— WHAT YOU ARE ASKED TO DO —
Pictures do not belong in the copy; restate the records below word for word.

BEGIN RECORDS

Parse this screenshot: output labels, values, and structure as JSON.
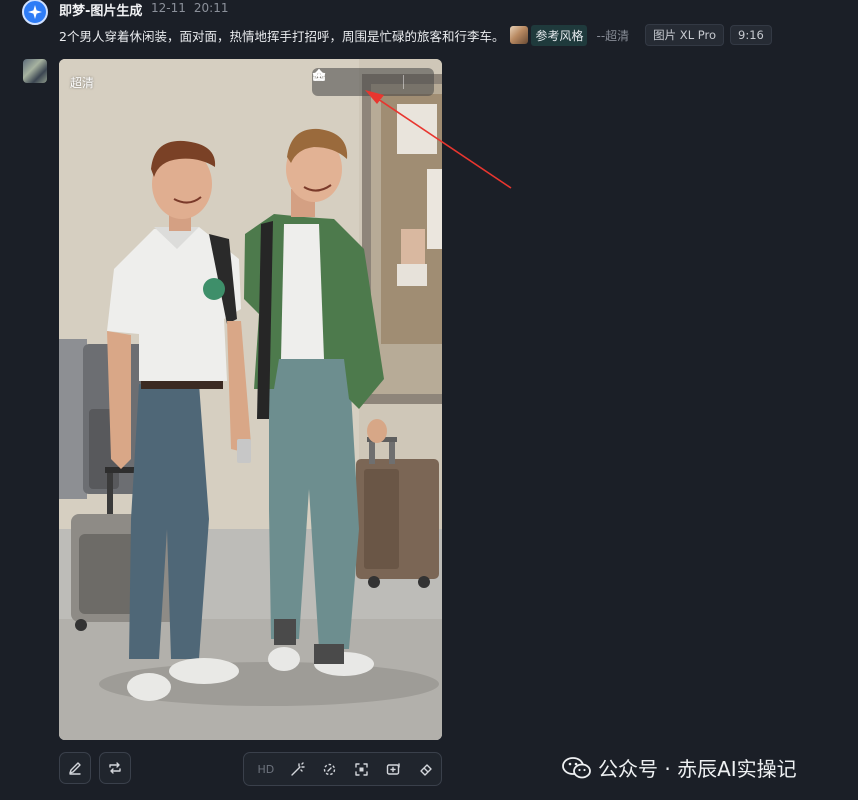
{
  "header": {
    "app_name": "即梦-图片生成",
    "date": "12-11",
    "time": "20:11",
    "prompt": "2个男人穿着休闲装，面对面，热情地挥手打招呼，周围是忙碌的旅客和行李车。",
    "reference_label": "参考风格",
    "quality_suffix": "--超清",
    "model_tag": "图片 XL Pro",
    "ratio_tag": "9:16"
  },
  "image": {
    "quality_badge": "超清",
    "toolbar": [
      "share-icon",
      "download-icon",
      "more-icon",
      "star-icon"
    ]
  },
  "bottom_actions": {
    "hd_label": "HD",
    "tools": [
      "magic-wand-icon",
      "inpaint-icon",
      "expand-icon",
      "add-image-icon",
      "eraser-icon"
    ]
  },
  "watermark": {
    "text": "公众号 · 赤辰AI实操记"
  },
  "colors": {
    "background": "#1b1f27",
    "accent": "#2e7cf6",
    "arrow": "#e8362f"
  }
}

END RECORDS

— RESPONSE —
Parse this screenshot: output labels, values, and structure as JSON.
{
  "header": {
    "app_name": "即梦-图片生成",
    "date": "12-11",
    "time": "20:11",
    "prompt": "2个男人穿着休闲装，面对面，热情地挥手打招呼，周围是忙碌的旅客和行李车。",
    "reference_label": "参考风格",
    "quality_suffix": "--超清",
    "model_tag": "图片 XL Pro",
    "ratio_tag": "9:16"
  },
  "image": {
    "quality_badge": "超清",
    "toolbar": [
      "share-icon",
      "download-icon",
      "more-icon",
      "star-icon"
    ]
  },
  "bottom_actions": {
    "hd_label": "HD",
    "tools": [
      "magic-wand-icon",
      "inpaint-icon",
      "expand-icon",
      "add-image-icon",
      "eraser-icon"
    ]
  },
  "watermark": {
    "text": "公众号 · 赤辰AI实操记"
  },
  "colors": {
    "background": "#1b1f27",
    "accent": "#2e7cf6",
    "arrow": "#e8362f"
  }
}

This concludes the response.